In our view, it is not right to single out one particular category of defendants, who have ready access to the media, for preferential treatment. Indeed it may be thought unfair if libel claimants are placed in a distinctly less advantageous position than all other claimants in civil litigation. Furthermore, we believe that any solution to the present problem must comprise a balanced package of measures, in order to control costs whilst promoting access to justice. In our view, a simple reduction of success fees in libel cases by 90% is not such a balanced package.

We have now obtained a copy of the response by Master Hurst – which makes interesting reading.  He notes that

“There has been intense lobbying of Parliament by publishers (a very powerful body), and the Lord Chancellor has been persuaded to take immediate steps to control costs in publication proceedings.    It has to be accepted, however, that the pressing reasons put forward by the publishers as to the amount of costs which they have to pay in the event of losing an action, apply equally in the field of clinical negligence, and indeed across the whole of civil litigation”.

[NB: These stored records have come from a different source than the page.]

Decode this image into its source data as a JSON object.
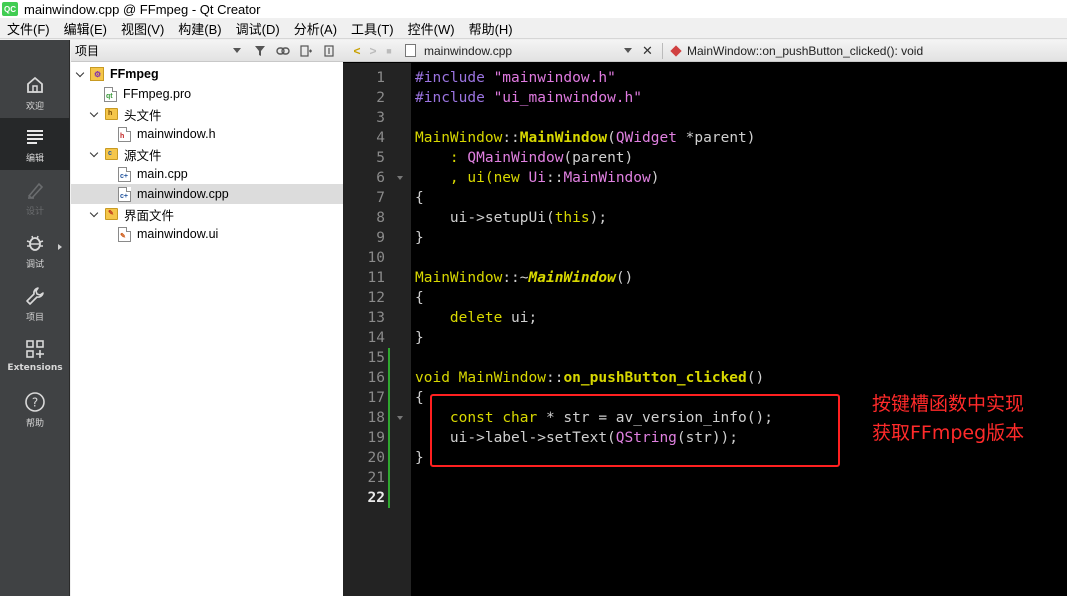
{
  "window": {
    "title": "mainwindow.cpp @ FFmpeg - Qt Creator",
    "logo_text": "QC"
  },
  "menu": [
    "文件(F)",
    "编辑(E)",
    "视图(V)",
    "构建(B)",
    "调试(D)",
    "分析(A)",
    "工具(T)",
    "控件(W)",
    "帮助(H)"
  ],
  "modes": [
    {
      "label": "欢迎",
      "icon": "home-icon"
    },
    {
      "label": "编辑",
      "icon": "edit-icon",
      "active": true
    },
    {
      "label": "设计",
      "icon": "design-icon",
      "disabled": true
    },
    {
      "label": "调试",
      "icon": "debug-icon"
    },
    {
      "label": "项目",
      "icon": "wrench-icon"
    },
    {
      "label": "Extensions",
      "icon": "extensions-icon"
    },
    {
      "label": "帮助",
      "icon": "help-icon"
    }
  ],
  "project": {
    "header": "项目",
    "tree": [
      {
        "label": "FFmpeg",
        "icon": "project-icon",
        "expanded": true,
        "bold": true
      },
      {
        "label": "FFmpeg.pro",
        "icon": "pro-file-icon"
      },
      {
        "label": "头文件",
        "icon": "header-folder-icon",
        "expanded": true
      },
      {
        "label": "mainwindow.h",
        "icon": "h-file-icon"
      },
      {
        "label": "源文件",
        "icon": "source-folder-icon",
        "expanded": true
      },
      {
        "label": "main.cpp",
        "icon": "cpp-file-icon"
      },
      {
        "label": "mainwindow.cpp",
        "icon": "cpp-file-icon",
        "selected": true
      },
      {
        "label": "界面文件",
        "icon": "forms-folder-icon",
        "expanded": true
      },
      {
        "label": "mainwindow.ui",
        "icon": "ui-file-icon"
      }
    ]
  },
  "editor": {
    "file_name": "mainwindow.cpp",
    "symbol": "MainWindow::on_pushButton_clicked(): void",
    "current_line": "22",
    "line_numbers": [
      "1",
      "2",
      "3",
      "4",
      "5",
      "6",
      "7",
      "8",
      "9",
      "10",
      "11",
      "12",
      "13",
      "14",
      "15",
      "16",
      "17",
      "18",
      "19",
      "20",
      "21",
      "22"
    ],
    "code": {
      "l1a": "#include ",
      "l1b": "\"mainwindow.h\"",
      "l2a": "#include ",
      "l2b": "\"ui_mainwindow.h\"",
      "l4a": "MainWindow",
      "l4b": "::",
      "l4c": "MainWindow",
      "l4d": "(",
      "l4e": "QWidget",
      "l4f": " *parent)",
      "l5a": "    : ",
      "l5b": "QMainWindow",
      "l5c": "(parent)",
      "l6a": "    , ui(",
      "l6b": "new",
      "l6c": " ",
      "l6d": "Ui",
      "l6e": "::",
      "l6f": "MainWindow",
      "l6g": ")",
      "l7": "{",
      "l8a": "    ui->setupUi(",
      "l8b": "this",
      "l8c": ");",
      "l9": "}",
      "l11a": "MainWindow",
      "l11b": "::~",
      "l11c": "MainWindow",
      "l11d": "()",
      "l12": "{",
      "l13a": "    ",
      "l13b": "delete",
      "l13c": " ui;",
      "l14": "}",
      "l16a": "void",
      "l16b": " ",
      "l16c": "MainWindow",
      "l16d": "::",
      "l16e": "on_pushButton_clicked",
      "l16f": "()",
      "l17": "{",
      "l18a": "    ",
      "l18b": "const",
      "l18c": " ",
      "l18d": "char",
      "l18e": " * str = av_version_info();",
      "l19a": "    ui->label->setText(",
      "l19b": "QString",
      "l19c": "(str));",
      "l20": "}"
    }
  },
  "annotation": {
    "line1": "按键槽函数中实现",
    "line2": "获取FFmpeg版本",
    "color": "#ff2a2a"
  }
}
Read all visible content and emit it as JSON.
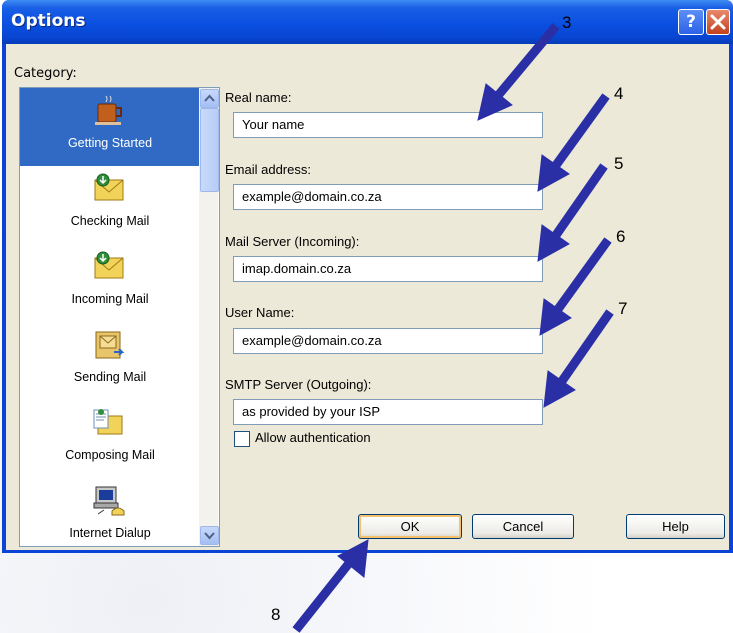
{
  "window": {
    "title": "Options",
    "help_button": "?",
    "close_button": "X"
  },
  "category": {
    "label": "Category:",
    "items": [
      {
        "label": "Getting Started",
        "icon": "coffee-cup-icon",
        "selected": true
      },
      {
        "label": "Checking Mail",
        "icon": "checking-mail-icon"
      },
      {
        "label": "Incoming Mail",
        "icon": "incoming-mail-icon"
      },
      {
        "label": "Sending Mail",
        "icon": "sending-mail-icon"
      },
      {
        "label": "Composing Mail",
        "icon": "composing-mail-icon"
      },
      {
        "label": "Internet Dialup",
        "icon": "internet-dialup-icon"
      }
    ]
  },
  "form": {
    "real_name": {
      "label": "Real name:",
      "value": "Your name"
    },
    "email": {
      "label": "Email address:",
      "value": "example@domain.co.za"
    },
    "incoming": {
      "label": "Mail Server (Incoming):",
      "value": "imap.domain.co.za"
    },
    "username": {
      "label": "User Name:",
      "value": "example@domain.co.za"
    },
    "smtp": {
      "label": "SMTP Server (Outgoing):",
      "value": "as provided by your ISP"
    },
    "allow_auth": {
      "label": "Allow authentication",
      "checked": false
    }
  },
  "buttons": {
    "ok": "OK",
    "cancel": "Cancel",
    "help": "Help"
  },
  "annotations": {
    "n3": "3",
    "n4": "4",
    "n5": "5",
    "n6": "6",
    "n7": "7",
    "n8": "8"
  },
  "colors": {
    "titlebar": "#0a4fe0",
    "selection": "#316ac5",
    "arrow": "#2b2fa6",
    "dialog_bg": "#ece9d8"
  }
}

He notes that there is “a clear and pressing need to control the costs of litigation funded by CFAs“, but goes on to say that “control should not be limited purely to publication proceedings“.  He goes on to say that the proposed figure of 10% maximum success fee “appears to be entirely arbitrary, and is not backed up by any sort of research“.  He notes that

The courts have for some time been advocating staged success fees, and it is therefore suggested that both the staging and percentages set out in CPR Part 45 Section V (employers liability disease) should be adopted as the interim measure sought by the Government.

The scheme proposed is complex but, in its simplest form, this involves a 100% success fee if the case proceeds to trial and, otherwise, a success fee limited to 27.5%.

Master Hurst has considerable practical experience of dealing with CFAs and his views should be given very serious consideration.